TUCSON, Ariz., Sept. 22, 2015 (GLOBE NEWSWIRE) -- On Wednesday, Sept 23, 2015, the Association of American Physicians and Surgeons (AAPS) is bringing physicians to Capitol Hill to brief Congress on the impact of government requirements such as the ICD-10 diagnostic codes on patient care.
The briefing is from noon to 1:00 p.m. in Room 2203, Rayburn building. Lunch will be provided; registration is required.
Physicians will discuss both how bureaucratic red tape is strangling patient care and how physicians who practice outside of government and insurance company control are lowering costs for patients while providing high-quality medical care.

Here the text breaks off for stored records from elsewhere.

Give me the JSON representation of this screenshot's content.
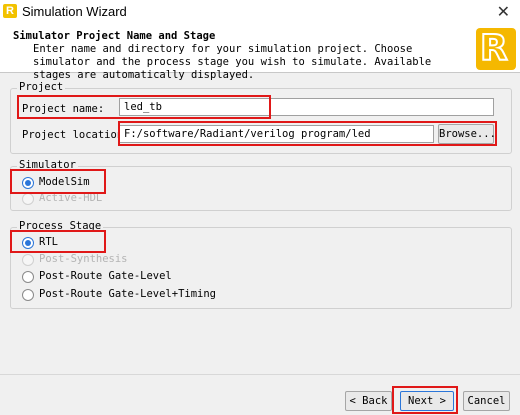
{
  "window": {
    "title": "Simulation Wizard",
    "close_glyph": "✕"
  },
  "header": {
    "heading": "Simulator Project Name and Stage",
    "description": "Enter name and directory for your simulation project. Choose simulator and the process stage you wish to simulate. Available stages are automatically displayed.",
    "logo_letter": "R"
  },
  "project": {
    "legend": "Project",
    "name_label": "Project name:",
    "name_value": "led_tb",
    "location_label": "Project location:",
    "location_value": "F:/software/Radiant/verilog program/led",
    "browse_label": "Browse..."
  },
  "simulator": {
    "legend": "Simulator",
    "options": [
      {
        "label": "ModelSim",
        "selected": true,
        "enabled": true
      },
      {
        "label": "Active-HDL",
        "selected": false,
        "enabled": false
      }
    ]
  },
  "process_stage": {
    "legend": "Process Stage",
    "options": [
      {
        "label": "RTL",
        "selected": true,
        "enabled": true
      },
      {
        "label": "Post-Synthesis",
        "selected": false,
        "enabled": false
      },
      {
        "label": "Post-Route Gate-Level",
        "selected": false,
        "enabled": true
      },
      {
        "label": "Post-Route Gate-Level+Timing",
        "selected": false,
        "enabled": true
      }
    ]
  },
  "footer": {
    "back_label": "< Back",
    "next_label": "Next >",
    "cancel_label": "Cancel"
  },
  "colors": {
    "annotation": "#e01818",
    "accent": "#2b76d9",
    "logo": "#f5b800"
  }
}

Despite the outpouring of opposition from physicians and their patients, AAPS notes, Congress has refused to relent on the mandate to use ICD-10 diagnostic coding as of Oct 1—or not get paid. Proponents claim that ICD-10 will increase efficiency, reduce costs, and improve quality. We have heard this before, AAPS states, with respect to the Affordable Care Act, but Massachusetts, the poster child for ACA, recently announced that growth in healthcare costs doubled in 2014.
Al Fisher, M.D., a family physician in Wisconsin, writes that ICD-10 makes 30 years worth of experience in ICD-9 obsolete overnight. To comply with ICD-10, an office needs to buy new computers and new software and hire expensive consultants. One consultant offered his services to Dr. Fisher's office for $3,000 per month. Fisher notes that nationwide costs for implementing ICD-10 are estimated to be as high as $13.5 billion. "No wonder small offices are closing and doctors are selling out to hospitals at an increasing rate," he states.
Fisher concludes that ICD-10 is of zero benefit to patients, but researchers want patient data—which should be confidential. Additionally, he writes, "there is an entire industry that feeds on medical coding."
Also presenting will be AAPS past president Juliette Madrigal-Dersch, M.D., who practices internal medicine and pediatrics in Texas. Her third-party-free practice was featured in the Wall Street Journal in 2013. Increasing numbers of physicians are following her lead, AAPS notes, so that they can concentrate on their patients instead of increasing burdensome regulations that destroy the patient-physician relationship.
The Association of American Physicians and Surgeons (AAPS) is a national organization representing physicians in all specialties, founded in 1943 to preserve private medicine and the patient-physician relationship.
CONTACT: Jane M. Orient, M.D., (520) 323-3110, firstname.lastname@example.orgSource:Association of American Physicians and Surgeons